──────── Exercise materials

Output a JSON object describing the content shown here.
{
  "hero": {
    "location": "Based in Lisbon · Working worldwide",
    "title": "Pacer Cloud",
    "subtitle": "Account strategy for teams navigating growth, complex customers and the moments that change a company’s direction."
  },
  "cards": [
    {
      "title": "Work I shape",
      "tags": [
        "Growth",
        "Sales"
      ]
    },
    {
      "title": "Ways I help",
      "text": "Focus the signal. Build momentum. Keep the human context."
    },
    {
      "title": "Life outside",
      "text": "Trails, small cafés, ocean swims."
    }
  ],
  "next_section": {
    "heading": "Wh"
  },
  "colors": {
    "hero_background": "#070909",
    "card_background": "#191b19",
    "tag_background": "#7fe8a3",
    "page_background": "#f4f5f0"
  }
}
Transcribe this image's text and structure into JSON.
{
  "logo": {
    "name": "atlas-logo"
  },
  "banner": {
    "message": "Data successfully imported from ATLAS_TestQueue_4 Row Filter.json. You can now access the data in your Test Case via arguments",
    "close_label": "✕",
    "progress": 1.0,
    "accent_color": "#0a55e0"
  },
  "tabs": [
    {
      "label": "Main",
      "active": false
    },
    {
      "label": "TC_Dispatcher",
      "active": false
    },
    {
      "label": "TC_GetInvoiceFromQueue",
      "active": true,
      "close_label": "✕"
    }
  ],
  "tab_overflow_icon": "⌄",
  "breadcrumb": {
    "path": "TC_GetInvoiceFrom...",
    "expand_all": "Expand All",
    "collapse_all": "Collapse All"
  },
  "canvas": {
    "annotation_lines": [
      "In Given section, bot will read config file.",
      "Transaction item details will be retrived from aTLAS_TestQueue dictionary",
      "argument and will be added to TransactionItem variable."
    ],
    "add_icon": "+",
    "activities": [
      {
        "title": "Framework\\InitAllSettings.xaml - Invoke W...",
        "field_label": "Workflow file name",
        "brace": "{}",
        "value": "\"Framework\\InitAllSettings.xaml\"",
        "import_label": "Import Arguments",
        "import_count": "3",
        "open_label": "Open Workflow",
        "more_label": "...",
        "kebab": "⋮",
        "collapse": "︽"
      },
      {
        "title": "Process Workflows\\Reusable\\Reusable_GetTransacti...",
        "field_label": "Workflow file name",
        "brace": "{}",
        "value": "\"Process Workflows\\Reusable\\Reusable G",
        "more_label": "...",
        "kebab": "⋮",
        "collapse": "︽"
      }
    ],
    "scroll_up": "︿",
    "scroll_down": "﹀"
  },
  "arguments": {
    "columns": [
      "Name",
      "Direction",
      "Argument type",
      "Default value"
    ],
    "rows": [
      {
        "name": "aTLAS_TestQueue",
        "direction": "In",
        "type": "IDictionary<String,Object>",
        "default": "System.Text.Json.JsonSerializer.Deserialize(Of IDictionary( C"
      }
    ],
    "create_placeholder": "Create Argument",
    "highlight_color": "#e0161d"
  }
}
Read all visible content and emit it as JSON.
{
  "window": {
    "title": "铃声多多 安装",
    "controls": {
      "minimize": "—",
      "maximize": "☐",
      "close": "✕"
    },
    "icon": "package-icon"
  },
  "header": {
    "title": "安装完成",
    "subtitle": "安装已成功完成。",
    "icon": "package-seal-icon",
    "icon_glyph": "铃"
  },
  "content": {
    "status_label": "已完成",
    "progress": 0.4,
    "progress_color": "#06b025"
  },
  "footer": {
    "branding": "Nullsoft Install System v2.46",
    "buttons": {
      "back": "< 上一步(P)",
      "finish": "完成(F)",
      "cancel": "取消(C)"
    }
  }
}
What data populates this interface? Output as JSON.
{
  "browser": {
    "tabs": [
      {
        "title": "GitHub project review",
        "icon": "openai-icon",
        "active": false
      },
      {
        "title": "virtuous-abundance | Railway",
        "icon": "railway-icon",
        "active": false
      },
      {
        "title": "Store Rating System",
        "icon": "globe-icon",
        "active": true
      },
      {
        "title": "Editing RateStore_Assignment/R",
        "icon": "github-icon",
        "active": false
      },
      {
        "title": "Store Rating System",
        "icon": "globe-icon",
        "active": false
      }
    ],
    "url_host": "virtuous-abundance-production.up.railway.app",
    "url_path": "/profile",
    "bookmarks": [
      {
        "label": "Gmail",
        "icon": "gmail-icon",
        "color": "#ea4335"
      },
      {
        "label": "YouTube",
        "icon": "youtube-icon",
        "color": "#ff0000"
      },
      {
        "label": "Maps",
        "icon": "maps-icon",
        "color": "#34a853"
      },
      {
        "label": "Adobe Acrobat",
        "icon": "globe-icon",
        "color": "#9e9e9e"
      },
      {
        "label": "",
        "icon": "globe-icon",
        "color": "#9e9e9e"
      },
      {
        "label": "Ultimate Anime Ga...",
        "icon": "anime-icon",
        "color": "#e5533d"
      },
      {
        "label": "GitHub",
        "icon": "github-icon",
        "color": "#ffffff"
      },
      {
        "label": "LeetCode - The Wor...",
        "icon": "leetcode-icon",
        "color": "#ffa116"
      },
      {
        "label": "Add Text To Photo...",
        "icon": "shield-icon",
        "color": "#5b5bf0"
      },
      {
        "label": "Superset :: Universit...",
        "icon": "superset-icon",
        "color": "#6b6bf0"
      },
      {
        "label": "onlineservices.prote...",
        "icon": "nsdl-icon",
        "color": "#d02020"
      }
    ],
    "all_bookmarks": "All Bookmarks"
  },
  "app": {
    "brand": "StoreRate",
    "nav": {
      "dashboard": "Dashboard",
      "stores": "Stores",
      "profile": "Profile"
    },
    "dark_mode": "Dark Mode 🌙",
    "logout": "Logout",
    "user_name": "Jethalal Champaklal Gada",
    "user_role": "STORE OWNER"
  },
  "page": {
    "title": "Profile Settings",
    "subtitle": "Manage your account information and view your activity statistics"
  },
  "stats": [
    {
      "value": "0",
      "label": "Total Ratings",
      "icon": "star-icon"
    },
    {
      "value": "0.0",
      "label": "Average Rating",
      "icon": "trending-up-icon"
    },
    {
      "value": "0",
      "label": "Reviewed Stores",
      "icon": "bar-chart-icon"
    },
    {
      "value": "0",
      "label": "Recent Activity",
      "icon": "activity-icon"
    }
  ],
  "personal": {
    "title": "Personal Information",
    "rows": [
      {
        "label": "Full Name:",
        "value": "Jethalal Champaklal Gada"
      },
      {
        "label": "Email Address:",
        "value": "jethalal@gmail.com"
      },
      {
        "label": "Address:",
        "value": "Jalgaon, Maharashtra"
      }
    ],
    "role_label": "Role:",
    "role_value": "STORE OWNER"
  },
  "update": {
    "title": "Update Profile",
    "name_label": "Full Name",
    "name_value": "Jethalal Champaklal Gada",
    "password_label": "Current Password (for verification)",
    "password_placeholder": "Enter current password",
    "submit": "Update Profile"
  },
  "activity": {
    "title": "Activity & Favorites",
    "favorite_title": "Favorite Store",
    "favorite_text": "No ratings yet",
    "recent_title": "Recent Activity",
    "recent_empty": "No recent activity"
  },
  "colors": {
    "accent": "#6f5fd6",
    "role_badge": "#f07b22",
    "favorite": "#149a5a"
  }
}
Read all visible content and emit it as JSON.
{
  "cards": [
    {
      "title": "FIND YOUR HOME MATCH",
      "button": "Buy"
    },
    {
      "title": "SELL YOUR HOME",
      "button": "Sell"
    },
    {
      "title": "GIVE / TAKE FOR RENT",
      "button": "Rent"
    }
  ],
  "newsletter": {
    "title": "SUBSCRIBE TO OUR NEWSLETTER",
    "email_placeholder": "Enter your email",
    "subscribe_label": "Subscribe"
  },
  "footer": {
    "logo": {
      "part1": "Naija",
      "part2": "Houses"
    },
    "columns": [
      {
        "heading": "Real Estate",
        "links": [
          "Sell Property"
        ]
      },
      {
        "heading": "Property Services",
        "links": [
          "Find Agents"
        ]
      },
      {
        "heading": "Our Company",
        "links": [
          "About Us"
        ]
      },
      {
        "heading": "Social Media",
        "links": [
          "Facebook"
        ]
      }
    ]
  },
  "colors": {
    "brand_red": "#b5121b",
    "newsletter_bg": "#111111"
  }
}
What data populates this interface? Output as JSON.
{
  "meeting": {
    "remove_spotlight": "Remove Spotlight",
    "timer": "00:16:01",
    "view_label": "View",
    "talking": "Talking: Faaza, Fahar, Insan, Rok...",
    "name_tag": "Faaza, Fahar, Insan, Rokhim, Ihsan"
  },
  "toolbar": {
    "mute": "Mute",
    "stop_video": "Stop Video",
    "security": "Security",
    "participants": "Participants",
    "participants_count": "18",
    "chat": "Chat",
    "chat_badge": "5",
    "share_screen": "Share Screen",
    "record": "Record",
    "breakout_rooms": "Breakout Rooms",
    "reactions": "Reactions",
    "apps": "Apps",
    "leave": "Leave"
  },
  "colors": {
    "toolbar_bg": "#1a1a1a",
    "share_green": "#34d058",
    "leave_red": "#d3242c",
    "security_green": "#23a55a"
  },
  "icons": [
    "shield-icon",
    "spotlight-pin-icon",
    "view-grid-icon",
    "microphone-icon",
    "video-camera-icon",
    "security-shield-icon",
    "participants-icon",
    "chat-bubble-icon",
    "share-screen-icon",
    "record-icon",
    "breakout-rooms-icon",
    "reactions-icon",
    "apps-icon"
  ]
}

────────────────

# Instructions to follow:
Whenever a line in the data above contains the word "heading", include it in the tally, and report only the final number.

# Final answer:
5